- Transfer the broth into a sauce pan. Cook over medium high heat until the sauce thickens, after 20 to 30 minutes. The sauce should reduce to about a third and be enough to cover a spoon. (*Footnote 1)
- Drizzle half of the sauce over the ribs. Serve the ribs with rest of the sauce on the side.
- You can also use a cornstarch slurry to thicken the sauce to make this process faster. To make cornstarch slurry, combine 1 tablespoon cornstarch and 1/4 cup water in a small bowl. Stir to until the cornstarch is dissolved completely. Slowly drizzle to the broth and stir constantly. Simmer until the sauce thickens.
Questions and Reviews
Hi maggie, I made the slow cooker ribs with plum glaze for my wife and i. It was so good! The different flavors are amazing. This will definitely going into my menu rotation. I need to get a bigger slow cooker. I could not get the whole rack of ribs in the one I used.
Thanks for the recipe.
Hi Larry, thanks for the comment and happy to hear that you enjoyed the dish! I love the flavors go into the sauce too 🙂
If you’re looking for a new slow cooker, definitely get the oval shape one. It fits more ingredients on the bottom even it is the same size as the round bottom one.
Have a great week ahead Larry 🙂
These ribs are very good! HOWEVER–if you are going to reduce the sauce completely as noted, I suggest using low-sodium soy sauce, or it can range from too salty to nearly inedible. If you thicken it with cornstarch, you have more sauce.
is the plum jam any kind of plum jam or a specific chinese plum jam? thank you. love your recipes!
Any type of plum jam will work! Happy cooking 🙂
This recipe sounds pretty good. It is outside of my standard schtick, but the past two years have had me constantly break out of my comfort zone and test my limits. Chinese cooking has been the primary example; it sure beats and of the takeaways.
Nevertheless, would using fresh plums work with this recipe? If so, how many plums would suffice?
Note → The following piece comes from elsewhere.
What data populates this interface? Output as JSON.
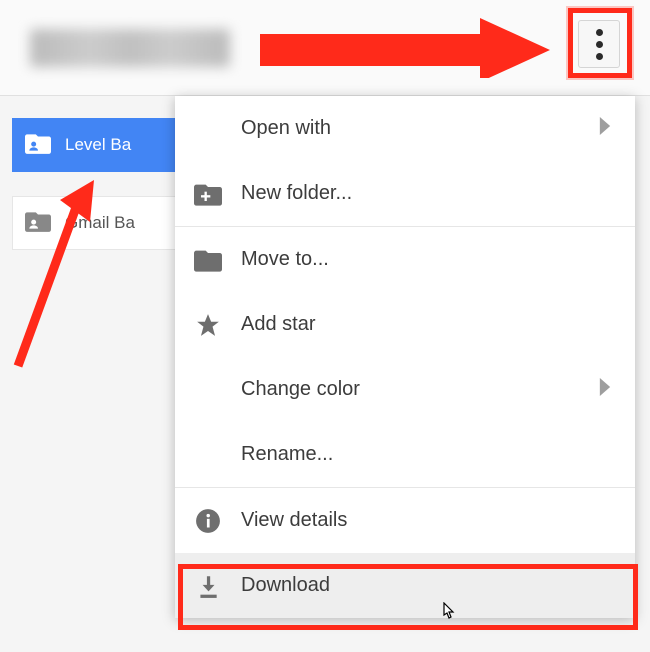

I appreciate any help you can provide.
I think you totally can use plums, although I’m not sure if it will become a part of the sauce or simple becomes chunks in the sauce. I would try using 3 to 4 plums, chopped into bite-size pieces. Since fresh plums are a little less sweet, I would increase the hoisin sauce to 2 tablespoons to add some sweetness to the sauce.